== Segment start ==

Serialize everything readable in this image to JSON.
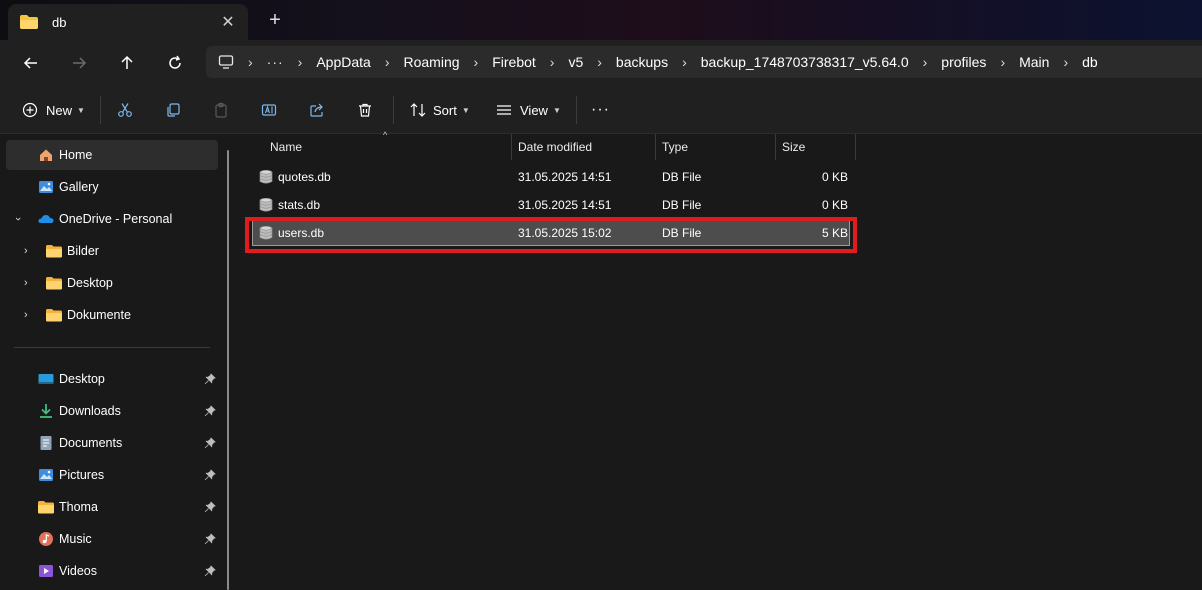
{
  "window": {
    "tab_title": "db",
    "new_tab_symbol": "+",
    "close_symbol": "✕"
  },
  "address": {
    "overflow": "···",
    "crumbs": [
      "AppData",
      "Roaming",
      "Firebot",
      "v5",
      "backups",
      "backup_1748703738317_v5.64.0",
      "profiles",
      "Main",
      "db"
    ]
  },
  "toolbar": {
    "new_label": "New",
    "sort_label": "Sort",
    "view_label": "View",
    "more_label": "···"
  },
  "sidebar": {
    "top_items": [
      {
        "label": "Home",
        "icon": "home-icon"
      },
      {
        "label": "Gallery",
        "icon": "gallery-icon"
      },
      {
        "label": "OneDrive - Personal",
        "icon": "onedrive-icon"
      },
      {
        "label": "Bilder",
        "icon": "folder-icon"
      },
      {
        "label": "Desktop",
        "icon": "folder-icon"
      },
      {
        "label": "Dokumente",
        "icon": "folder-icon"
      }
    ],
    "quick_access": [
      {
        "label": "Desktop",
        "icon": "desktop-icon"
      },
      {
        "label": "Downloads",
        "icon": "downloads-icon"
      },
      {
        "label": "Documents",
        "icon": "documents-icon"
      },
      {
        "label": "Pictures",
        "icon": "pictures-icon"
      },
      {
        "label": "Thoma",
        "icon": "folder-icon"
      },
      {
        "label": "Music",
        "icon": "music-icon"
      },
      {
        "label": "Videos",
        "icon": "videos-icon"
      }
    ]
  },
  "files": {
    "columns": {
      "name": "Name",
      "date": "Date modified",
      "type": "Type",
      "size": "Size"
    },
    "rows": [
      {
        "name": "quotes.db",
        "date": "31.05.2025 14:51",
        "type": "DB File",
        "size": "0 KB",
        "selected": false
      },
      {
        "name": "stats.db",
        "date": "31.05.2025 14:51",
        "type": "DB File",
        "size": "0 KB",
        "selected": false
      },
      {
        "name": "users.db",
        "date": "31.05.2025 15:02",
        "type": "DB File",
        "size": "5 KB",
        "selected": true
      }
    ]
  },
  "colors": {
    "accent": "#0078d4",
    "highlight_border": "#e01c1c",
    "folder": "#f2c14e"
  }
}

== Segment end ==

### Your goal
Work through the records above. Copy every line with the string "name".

### Solution to the exercise
      "name": "Name",
        "name": "quotes.db",
        "name": "stats.db",
        "name": "users.db",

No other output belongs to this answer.